BRIEF: Every line of the data needs to be returned exactly.

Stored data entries
===

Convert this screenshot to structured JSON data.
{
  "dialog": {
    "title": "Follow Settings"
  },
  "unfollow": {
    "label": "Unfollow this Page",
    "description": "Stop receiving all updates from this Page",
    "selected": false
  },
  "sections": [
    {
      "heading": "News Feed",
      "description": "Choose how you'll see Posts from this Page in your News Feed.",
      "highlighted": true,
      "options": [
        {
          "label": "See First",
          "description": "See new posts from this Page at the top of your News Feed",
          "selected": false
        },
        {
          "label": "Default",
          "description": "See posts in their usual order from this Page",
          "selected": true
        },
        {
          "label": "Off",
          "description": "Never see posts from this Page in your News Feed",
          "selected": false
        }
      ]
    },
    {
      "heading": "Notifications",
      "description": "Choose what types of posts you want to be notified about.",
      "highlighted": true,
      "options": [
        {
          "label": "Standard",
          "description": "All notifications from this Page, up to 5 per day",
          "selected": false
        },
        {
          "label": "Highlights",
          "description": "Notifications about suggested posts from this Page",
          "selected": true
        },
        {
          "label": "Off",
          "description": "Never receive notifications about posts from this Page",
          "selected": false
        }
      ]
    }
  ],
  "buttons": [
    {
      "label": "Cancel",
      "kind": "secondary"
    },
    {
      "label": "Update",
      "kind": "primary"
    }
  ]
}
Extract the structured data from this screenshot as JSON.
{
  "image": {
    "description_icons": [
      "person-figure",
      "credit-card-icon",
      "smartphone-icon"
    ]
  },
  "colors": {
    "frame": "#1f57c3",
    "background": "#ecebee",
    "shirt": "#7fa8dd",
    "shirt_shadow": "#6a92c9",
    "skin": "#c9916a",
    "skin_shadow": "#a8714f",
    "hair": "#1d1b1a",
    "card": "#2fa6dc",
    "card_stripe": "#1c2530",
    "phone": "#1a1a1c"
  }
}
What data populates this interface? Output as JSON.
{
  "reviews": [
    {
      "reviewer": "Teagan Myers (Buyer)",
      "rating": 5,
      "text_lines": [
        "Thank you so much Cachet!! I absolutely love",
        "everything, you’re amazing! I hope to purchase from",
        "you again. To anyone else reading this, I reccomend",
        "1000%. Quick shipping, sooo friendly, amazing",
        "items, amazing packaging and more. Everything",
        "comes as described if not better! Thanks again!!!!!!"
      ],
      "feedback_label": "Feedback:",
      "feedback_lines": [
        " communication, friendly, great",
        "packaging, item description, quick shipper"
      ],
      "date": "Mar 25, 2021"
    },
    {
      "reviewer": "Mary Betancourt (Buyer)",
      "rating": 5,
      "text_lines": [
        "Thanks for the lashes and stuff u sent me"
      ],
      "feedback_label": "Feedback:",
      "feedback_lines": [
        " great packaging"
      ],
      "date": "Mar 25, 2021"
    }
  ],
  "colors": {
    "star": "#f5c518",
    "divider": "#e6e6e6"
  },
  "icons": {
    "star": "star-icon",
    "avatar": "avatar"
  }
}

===

TASK RESPONSE:
Convert this screenshot to structured JSON data.
{
  "dialog": {
    "title": "Follow Settings"
  },
  "unfollow": {
    "label": "Unfollow this Page",
    "description": "Stop receiving all updates from this Page",
    "selected": false
  },
  "sections": [
    {
      "heading": "News Feed",
      "description": "Choose how you'll see Posts from this Page in your News Feed.",
      "highlighted": true,
      "options": [
        {
          "label": "See First",
          "description": "See new posts from this Page at the top of your News Feed",
          "selected": false
        },
        {
          "label": "Default",
          "description": "See posts in their usual order from this Page",
          "selected": true
        },
        {
          "label": "Off",
          "description": "Never see posts from this Page in your News Feed",
          "selected": false
        }
      ]
    },
    {
      "heading": "Notifications",
      "description": "Choose what types of posts you want to be notified about.",
      "highlighted": true,
      "options": [
        {
          "label": "Standard",
          "description": "All notifications from this Page, up to 5 per day",
          "selected": false
        },
        {
          "label": "Highlights",
          "description": "Notifications about suggested posts from this Page",
          "selected": true
        },
        {
          "label": "Off",
          "description": "Never receive notifications about posts from this Page",
          "selected": false
        }
      ]
    }
  ],
  "buttons": [
    {
      "label": "Cancel",
      "kind": "secondary"
    },
    {
      "label": "Update",
      "kind": "primary"
    }
  ]
}
Extract the structured data from this screenshot as JSON.
{
  "image": {
    "description_icons": [
      "person-figure",
      "credit-card-icon",
      "smartphone-icon"
    ]
  },
  "colors": {
    "frame": "#1f57c3",
    "background": "#ecebee",
    "shirt": "#7fa8dd",
    "shirt_shadow": "#6a92c9",
    "skin": "#c9916a",
    "skin_shadow": "#a8714f",
    "hair": "#1d1b1a",
    "card": "#2fa6dc",
    "card_stripe": "#1c2530",
    "phone": "#1a1a1c"
  }
}
What data populates this interface? Output as JSON.
{
  "reviews": [
    {
      "reviewer": "Teagan Myers (Buyer)",
      "rating": 5,
      "text_lines": [
        "Thank you so much Cachet!! I absolutely love",
        "everything, you’re amazing! I hope to purchase from",
        "you again. To anyone else reading this, I reccomend",
        "1000%. Quick shipping, sooo friendly, amazing",
        "items, amazing packaging and more. Everything",
        "comes as described if not better! Thanks again!!!!!!"
      ],
      "feedback_label": "Feedback:",
      "feedback_lines": [
        " communication, friendly, great",
        "packaging, item description, quick shipper"
      ],
      "date": "Mar 25, 2021"
    },
    {
      "reviewer": "Mary Betancourt (Buyer)",
      "rating": 5,
      "text_lines": [
        "Thanks for the lashes and stuff u sent me"
      ],
      "feedback_label": "Feedback:",
      "feedback_lines": [
        " great packaging"
      ],
      "date": "Mar 25, 2021"
    }
  ],
  "colors": {
    "star": "#f5c518",
    "divider": "#e6e6e6"
  },
  "icons": {
    "star": "star-icon",
    "avatar": "avatar"
  }
}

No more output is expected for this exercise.